At a time when discoveries and technologies seem to appear on a weekly basis, it's remarkable to realize that some of our deepest philosophical questions remain virtually unchanged since the time of ancient Greece.
That's why in the book "Plato at the Googleplex" the great philosopher hardly seems out of place, as he appears on a cable news show or debates modern parenting.
In the book, acclaimed philosopher and author Rebecca Newberger Goldstein argues that philosophy is not only still relevant, but necessary to deal with the complexities of the modern world. She said people often ask themselves questions such as "what does it mean to live a good life."
"I think people are thinking about these questions," Goldstein told KPBS Midday Edition on Tuesday. "Maybe not particularly well. But to be human is to reflect on these questions."
Goldstein chose to focus on Plato in her book because he initially raised all the fundamental questions about life.
"Philosophy is an area that expands many areas of inquiry," she said. "Plato sort of mapped out that entire landscape. He often asked the iconic question in all these areas."
Goldstein was a featured speaker at UC San Diego Extension's Helen Edison Lecture Series.

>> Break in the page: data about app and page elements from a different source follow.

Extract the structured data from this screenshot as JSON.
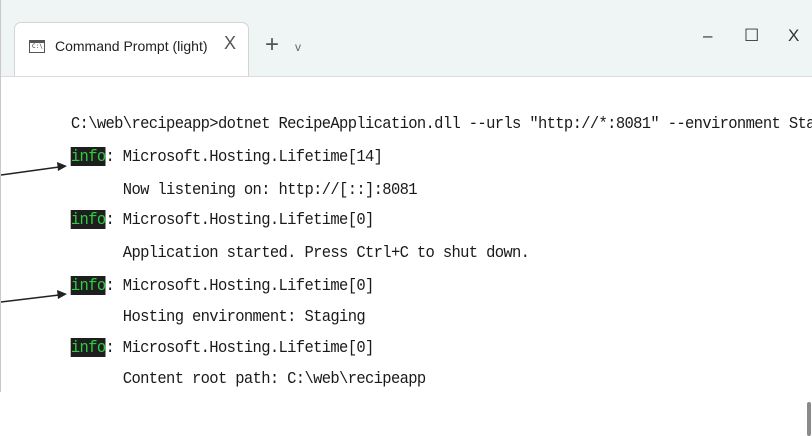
{
  "window": {
    "tab_title": "Command Prompt (light) - dot",
    "tab_icon_text": "C:\\",
    "close_tab": "X",
    "new_tab": "+",
    "dropdown": "v",
    "minimize": "–",
    "maximize": "☐",
    "close": "X"
  },
  "terminal": {
    "lines": [
      {
        "tag": "",
        "text": "C:\\web\\recipeapp>dotnet RecipeApplication.dll --urls \"http://*:8081\" --environment Staging"
      },
      {
        "tag": "info",
        "text": ": Microsoft.Hosting.Lifetime[14]"
      },
      {
        "tag": "",
        "text": "      Now listening on: http://[::]:8081"
      },
      {
        "tag": "info",
        "text": ": Microsoft.Hosting.Lifetime[0]"
      },
      {
        "tag": "",
        "text": "      Application started. Press Ctrl+C to shut down."
      },
      {
        "tag": "info",
        "text": ": Microsoft.Hosting.Lifetime[0]"
      },
      {
        "tag": "",
        "text": "      Hosting environment: Staging"
      },
      {
        "tag": "info",
        "text": ": Microsoft.Hosting.Lifetime[0]"
      },
      {
        "tag": "",
        "text": "      Content root path: C:\\web\\recipeapp"
      }
    ]
  },
  "colors": {
    "titlebar": "#eef5f4",
    "info_bg": "#1e1e1e",
    "info_fg": "#2ecc40",
    "text": "#1a1a1a"
  }
}
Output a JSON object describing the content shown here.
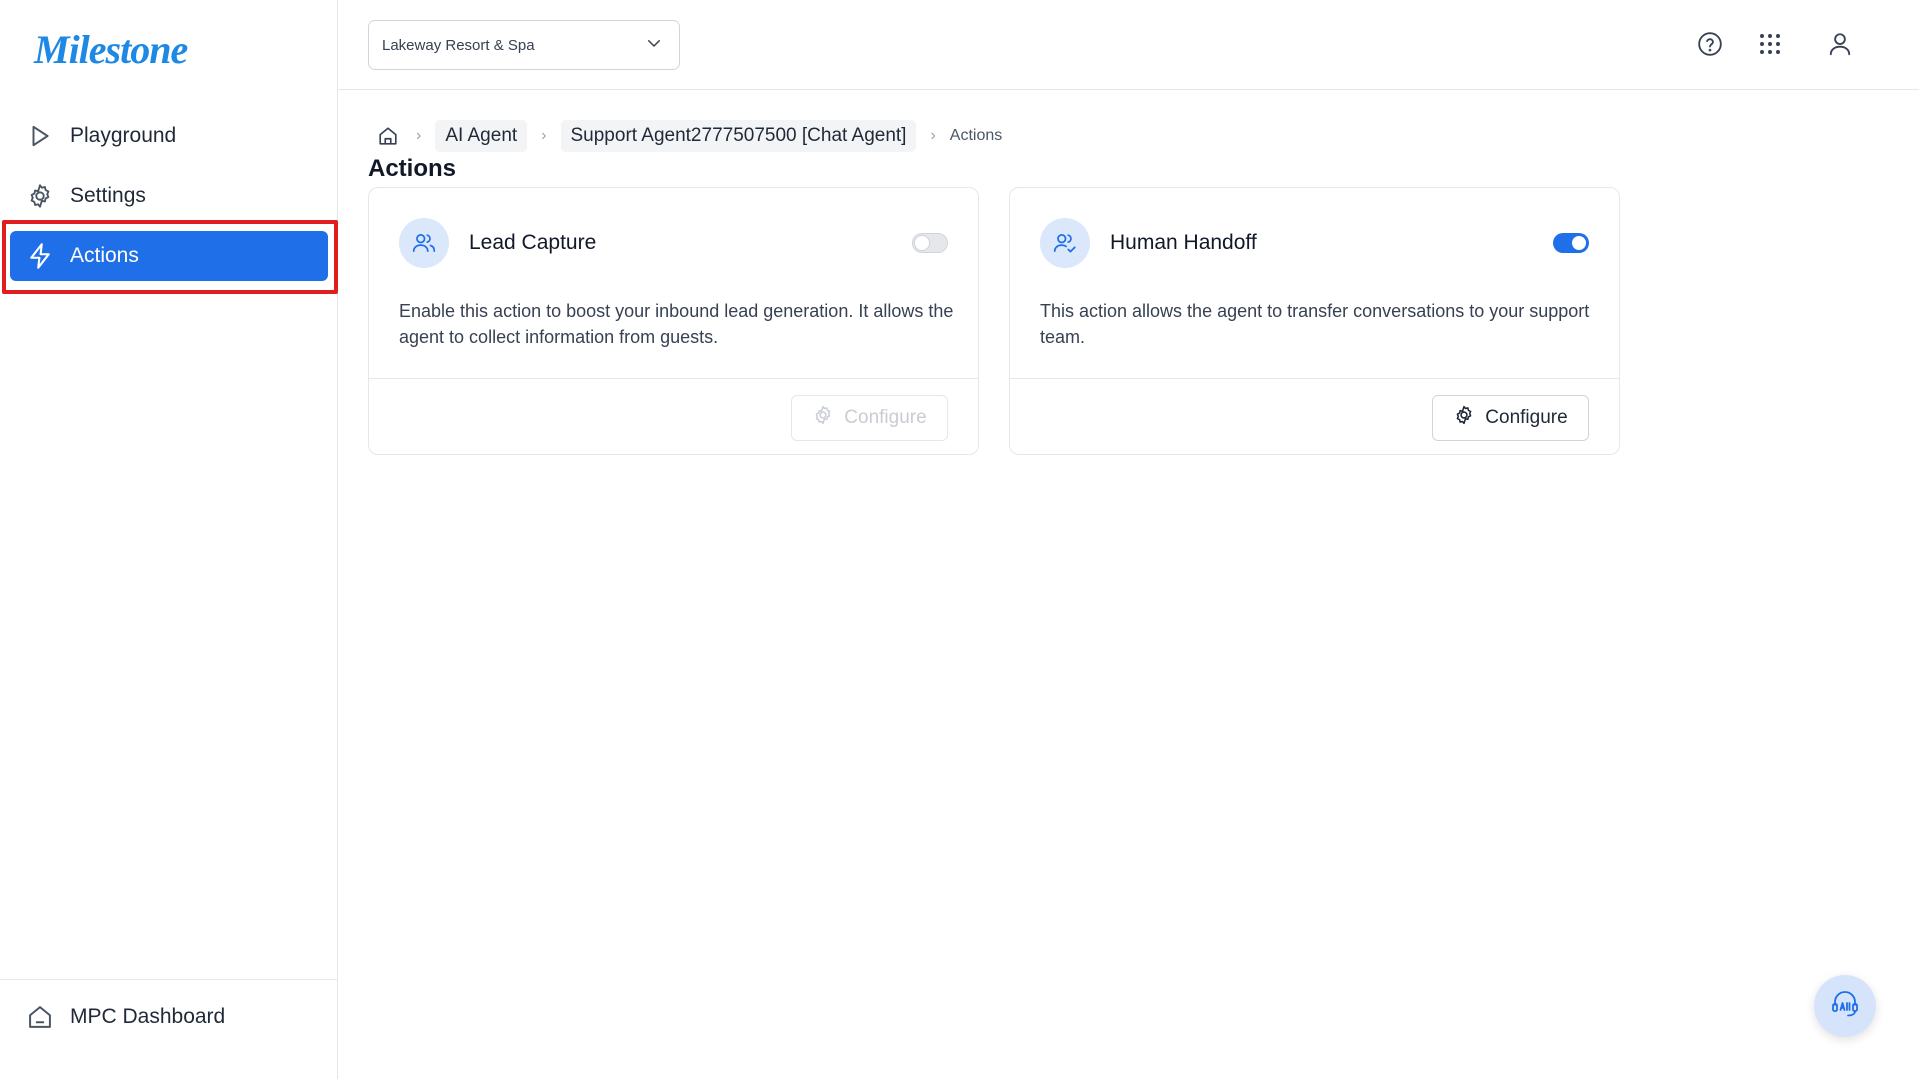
{
  "brand": {
    "name": "Milestone"
  },
  "sidebar": {
    "items": [
      {
        "label": "Playground",
        "icon": "play-icon"
      },
      {
        "label": "Settings",
        "icon": "gear-icon"
      },
      {
        "label": "Actions",
        "icon": "lightning-icon",
        "active": true
      }
    ],
    "bottom": {
      "label": "MPC Dashboard",
      "icon": "home-icon"
    }
  },
  "topbar": {
    "property": "Lakeway Resort & Spa",
    "icons": [
      "help-icon",
      "apps-grid-icon",
      "user-icon"
    ]
  },
  "breadcrumb": {
    "items": [
      "AI Agent",
      "Support Agent2777507500 [Chat Agent]"
    ],
    "current": "Actions"
  },
  "page": {
    "title": "Actions"
  },
  "cards": [
    {
      "title": "Lead Capture",
      "description": "Enable this action to boost your inbound lead generation. It allows the agent to collect information from guests.",
      "enabled": false,
      "configure_label": "Configure"
    },
    {
      "title": "Human Handoff",
      "description": "This action allows the agent to transfer conversations to your support team.",
      "enabled": true,
      "configure_label": "Configure"
    }
  ],
  "colors": {
    "accent": "#1f6fe8",
    "highlight": "#e01e1e",
    "brand": "#1e88e5"
  }
}
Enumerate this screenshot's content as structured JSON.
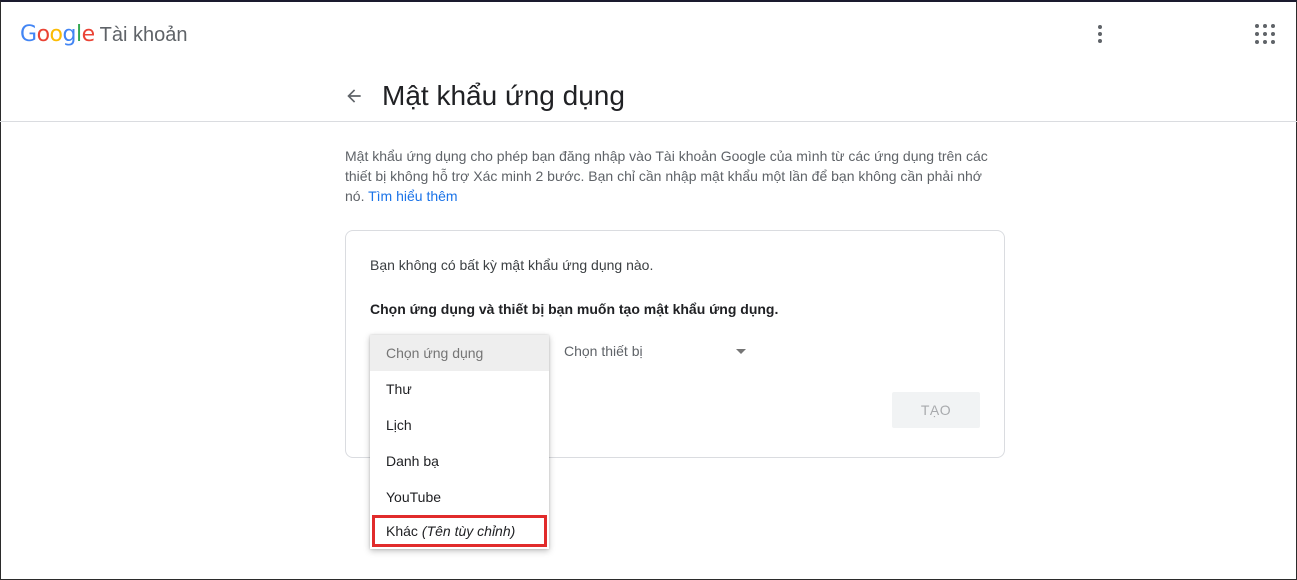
{
  "header": {
    "logo_letters": [
      {
        "ch": "G",
        "color": "#4285F4"
      },
      {
        "ch": "o",
        "color": "#EA4335"
      },
      {
        "ch": "o",
        "color": "#FBBC05"
      },
      {
        "ch": "g",
        "color": "#4285F4"
      },
      {
        "ch": "l",
        "color": "#34A853"
      },
      {
        "ch": "e",
        "color": "#EA4335"
      }
    ],
    "product_label": "Tài khoản",
    "icons": {
      "menu": "more-vert-icon",
      "apps": "apps-grid-icon"
    }
  },
  "page": {
    "title": "Mật khẩu ứng dụng",
    "description": "Mật khẩu ứng dụng cho phép bạn đăng nhập vào Tài khoản Google của mình từ các ứng dụng trên các thiết bị không hỗ trợ Xác minh 2 bước. Bạn chỉ cần nhập mật khẩu một lần để bạn không cần phải nhớ nó.",
    "learn_more": "Tìm hiểu thêm"
  },
  "card": {
    "no_passwords": "Bạn không có bất kỳ mật khẩu ứng dụng nào.",
    "instruction": "Chọn ứng dụng và thiết bị bạn muốn tạo mật khẩu ứng dụng.",
    "device_placeholder": "Chọn thiết bị",
    "create_label": "TẠO"
  },
  "app_dropdown": {
    "placeholder": "Chọn ứng dụng",
    "options": [
      "Thư",
      "Lịch",
      "Danh bạ",
      "YouTube"
    ],
    "other_label": "Khác",
    "other_hint": "(Tên tùy chỉnh)"
  },
  "colors": {
    "accent": "#1a73e8",
    "highlight_border": "#e12b2b"
  }
}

She also joined Roger Bingham, founder of The Science Network, for a conversation titled, "What Would Plato Think about Today’s Philosophical Debates?" in January, 2015.